THE RULE AND FALL OF DE MONTFORT
THE Mise of Lewes, known to us only through epitomes,1 deserves a careful study; for it shows at once the avowed intentions of the Earl and the secret hopes of his opponents. The beaten party negotiated better than they fought. They seemed to give up everything which was demanded; but in reality they laid a trap from which the Earl was only to escape with considerable damage to his reputation.
The Mise of Lewes

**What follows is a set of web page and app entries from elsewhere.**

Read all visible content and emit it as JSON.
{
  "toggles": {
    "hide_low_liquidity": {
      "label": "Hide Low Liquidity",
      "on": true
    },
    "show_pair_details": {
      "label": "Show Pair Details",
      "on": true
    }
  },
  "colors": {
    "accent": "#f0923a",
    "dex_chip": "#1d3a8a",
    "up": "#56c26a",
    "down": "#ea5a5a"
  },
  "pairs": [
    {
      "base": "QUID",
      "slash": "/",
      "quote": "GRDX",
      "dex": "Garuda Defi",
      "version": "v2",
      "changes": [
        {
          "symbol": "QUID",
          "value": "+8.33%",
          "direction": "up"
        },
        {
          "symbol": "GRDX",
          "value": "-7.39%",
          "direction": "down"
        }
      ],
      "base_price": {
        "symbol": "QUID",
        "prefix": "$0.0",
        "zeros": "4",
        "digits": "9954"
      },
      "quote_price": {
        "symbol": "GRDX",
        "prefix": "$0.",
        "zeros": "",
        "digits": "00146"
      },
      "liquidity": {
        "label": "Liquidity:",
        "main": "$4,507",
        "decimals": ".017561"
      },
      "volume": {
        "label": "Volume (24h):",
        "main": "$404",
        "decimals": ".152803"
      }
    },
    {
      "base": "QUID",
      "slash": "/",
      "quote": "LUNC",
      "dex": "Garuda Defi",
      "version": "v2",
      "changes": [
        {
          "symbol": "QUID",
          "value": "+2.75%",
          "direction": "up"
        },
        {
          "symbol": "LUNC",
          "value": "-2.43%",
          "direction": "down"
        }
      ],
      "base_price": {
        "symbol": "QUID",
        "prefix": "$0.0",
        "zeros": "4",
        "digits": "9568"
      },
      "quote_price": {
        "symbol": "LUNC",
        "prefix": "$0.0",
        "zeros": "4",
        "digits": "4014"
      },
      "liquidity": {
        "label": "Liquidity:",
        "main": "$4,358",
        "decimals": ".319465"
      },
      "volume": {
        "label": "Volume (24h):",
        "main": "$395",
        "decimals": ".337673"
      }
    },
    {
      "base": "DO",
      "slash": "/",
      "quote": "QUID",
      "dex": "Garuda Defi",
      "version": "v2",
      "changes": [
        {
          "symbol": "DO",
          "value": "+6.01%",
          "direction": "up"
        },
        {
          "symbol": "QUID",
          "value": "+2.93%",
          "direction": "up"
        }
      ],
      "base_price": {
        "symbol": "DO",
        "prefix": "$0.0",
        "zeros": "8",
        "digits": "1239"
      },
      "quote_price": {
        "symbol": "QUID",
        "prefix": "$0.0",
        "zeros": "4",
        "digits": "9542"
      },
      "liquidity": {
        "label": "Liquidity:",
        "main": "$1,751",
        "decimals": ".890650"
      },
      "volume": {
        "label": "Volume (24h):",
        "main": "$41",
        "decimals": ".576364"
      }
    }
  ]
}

Montfort's demands were moderate and almost conservative. The reforms on which he insisted were expressed or implied in the Provisions of 1258. He stipulated that the King's Council should be selected by a board of arbitrators, and exclusively composed of Englishmen; that the King's expenses should be regulated by the Council until his debts were discharged; that the Council should guide the King in the appointment of ministers and the execution of justice; that the Charters should be inviolably observed. All other questions than these the Earl consented to leave in the hands of the arbitrators. The duties of the latter were therefore of the first importance. But the Earl allowed the board to be so constituted that it could scarcely fail to support the Crown against the popular party. Two alternative schemes were proposed in the Mise. According to the first the duty of arbitration was vested in a committee composed of two ecclesiastics, the Archbishop of Rouen and the Bishop of London, and of two laymen Hugh the Despenser and Peter le Chamberleyn. If these four were equally divided on any question the casting vote of the legate, Guy Foulquois, was to be invited. Should this committee fail to consult the legate in such cases, their proceedings were to be altogether null____________________